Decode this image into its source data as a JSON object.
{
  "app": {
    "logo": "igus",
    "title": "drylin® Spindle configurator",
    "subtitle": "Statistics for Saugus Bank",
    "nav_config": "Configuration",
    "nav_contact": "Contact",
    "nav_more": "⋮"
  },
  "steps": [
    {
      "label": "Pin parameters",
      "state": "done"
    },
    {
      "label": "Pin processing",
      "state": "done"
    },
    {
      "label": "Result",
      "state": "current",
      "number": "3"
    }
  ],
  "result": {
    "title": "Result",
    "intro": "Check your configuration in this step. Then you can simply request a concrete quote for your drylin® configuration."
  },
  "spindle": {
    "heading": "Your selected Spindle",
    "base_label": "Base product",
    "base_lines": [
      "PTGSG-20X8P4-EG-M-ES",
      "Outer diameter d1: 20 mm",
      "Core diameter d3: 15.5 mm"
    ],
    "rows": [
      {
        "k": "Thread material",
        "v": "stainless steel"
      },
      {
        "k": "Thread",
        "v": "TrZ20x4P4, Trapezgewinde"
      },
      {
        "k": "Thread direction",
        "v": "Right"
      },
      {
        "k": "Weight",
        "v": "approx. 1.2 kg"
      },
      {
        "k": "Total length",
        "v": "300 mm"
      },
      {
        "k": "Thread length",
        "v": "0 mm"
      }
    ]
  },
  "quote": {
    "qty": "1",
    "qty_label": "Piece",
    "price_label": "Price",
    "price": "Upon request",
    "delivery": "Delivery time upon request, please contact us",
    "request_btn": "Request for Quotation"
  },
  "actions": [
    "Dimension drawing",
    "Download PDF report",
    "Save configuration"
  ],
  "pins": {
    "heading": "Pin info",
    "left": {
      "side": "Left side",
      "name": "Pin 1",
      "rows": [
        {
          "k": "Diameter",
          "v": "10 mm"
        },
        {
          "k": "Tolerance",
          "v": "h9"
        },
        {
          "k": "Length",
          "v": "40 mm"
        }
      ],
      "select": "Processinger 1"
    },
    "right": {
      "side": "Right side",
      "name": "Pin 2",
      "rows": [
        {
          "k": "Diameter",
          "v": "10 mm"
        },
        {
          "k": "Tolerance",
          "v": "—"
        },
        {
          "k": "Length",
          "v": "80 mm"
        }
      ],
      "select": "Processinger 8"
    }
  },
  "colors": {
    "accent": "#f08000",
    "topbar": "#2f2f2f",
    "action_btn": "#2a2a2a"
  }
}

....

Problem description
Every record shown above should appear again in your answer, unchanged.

Solution to the problem
Decode this image into its source data as a JSON object.
{
  "app": {
    "logo": "igus",
    "title": "drylin® Spindle configurator",
    "subtitle": "Statistics for Saugus Bank",
    "nav_config": "Configuration",
    "nav_contact": "Contact",
    "nav_more": "⋮"
  },
  "steps": [
    {
      "label": "Pin parameters",
      "state": "done"
    },
    {
      "label": "Pin processing",
      "state": "done"
    },
    {
      "label": "Result",
      "state": "current",
      "number": "3"
    }
  ],
  "result": {
    "title": "Result",
    "intro": "Check your configuration in this step. Then you can simply request a concrete quote for your drylin® configuration."
  },
  "spindle": {
    "heading": "Your selected Spindle",
    "base_label": "Base product",
    "base_lines": [
      "PTGSG-20X8P4-EG-M-ES",
      "Outer diameter d1: 20 mm",
      "Core diameter d3: 15.5 mm"
    ],
    "rows": [
      {
        "k": "Thread material",
        "v": "stainless steel"
      },
      {
        "k": "Thread",
        "v": "TrZ20x4P4, Trapezgewinde"
      },
      {
        "k": "Thread direction",
        "v": "Right"
      },
      {
        "k": "Weight",
        "v": "approx. 1.2 kg"
      },
      {
        "k": "Total length",
        "v": "300 mm"
      },
      {
        "k": "Thread length",
        "v": "0 mm"
      }
    ]
  },
  "quote": {
    "qty": "1",
    "qty_label": "Piece",
    "price_label": "Price",
    "price": "Upon request",
    "delivery": "Delivery time upon request, please contact us",
    "request_btn": "Request for Quotation"
  },
  "actions": [
    "Dimension drawing",
    "Download PDF report",
    "Save configuration"
  ],
  "pins": {
    "heading": "Pin info",
    "left": {
      "side": "Left side",
      "name": "Pin 1",
      "rows": [
        {
          "k": "Diameter",
          "v": "10 mm"
        },
        {
          "k": "Tolerance",
          "v": "h9"
        },
        {
          "k": "Length",
          "v": "40 mm"
        }
      ],
      "select": "Processinger 1"
    },
    "right": {
      "side": "Right side",
      "name": "Pin 2",
      "rows": [
        {
          "k": "Diameter",
          "v": "10 mm"
        },
        {
          "k": "Tolerance",
          "v": "—"
        },
        {
          "k": "Length",
          "v": "80 mm"
        }
      ],
      "select": "Processinger 8"
    }
  },
  "colors": {
    "accent": "#f08000",
    "topbar": "#2f2f2f",
    "action_btn": "#2a2a2a"
  }
}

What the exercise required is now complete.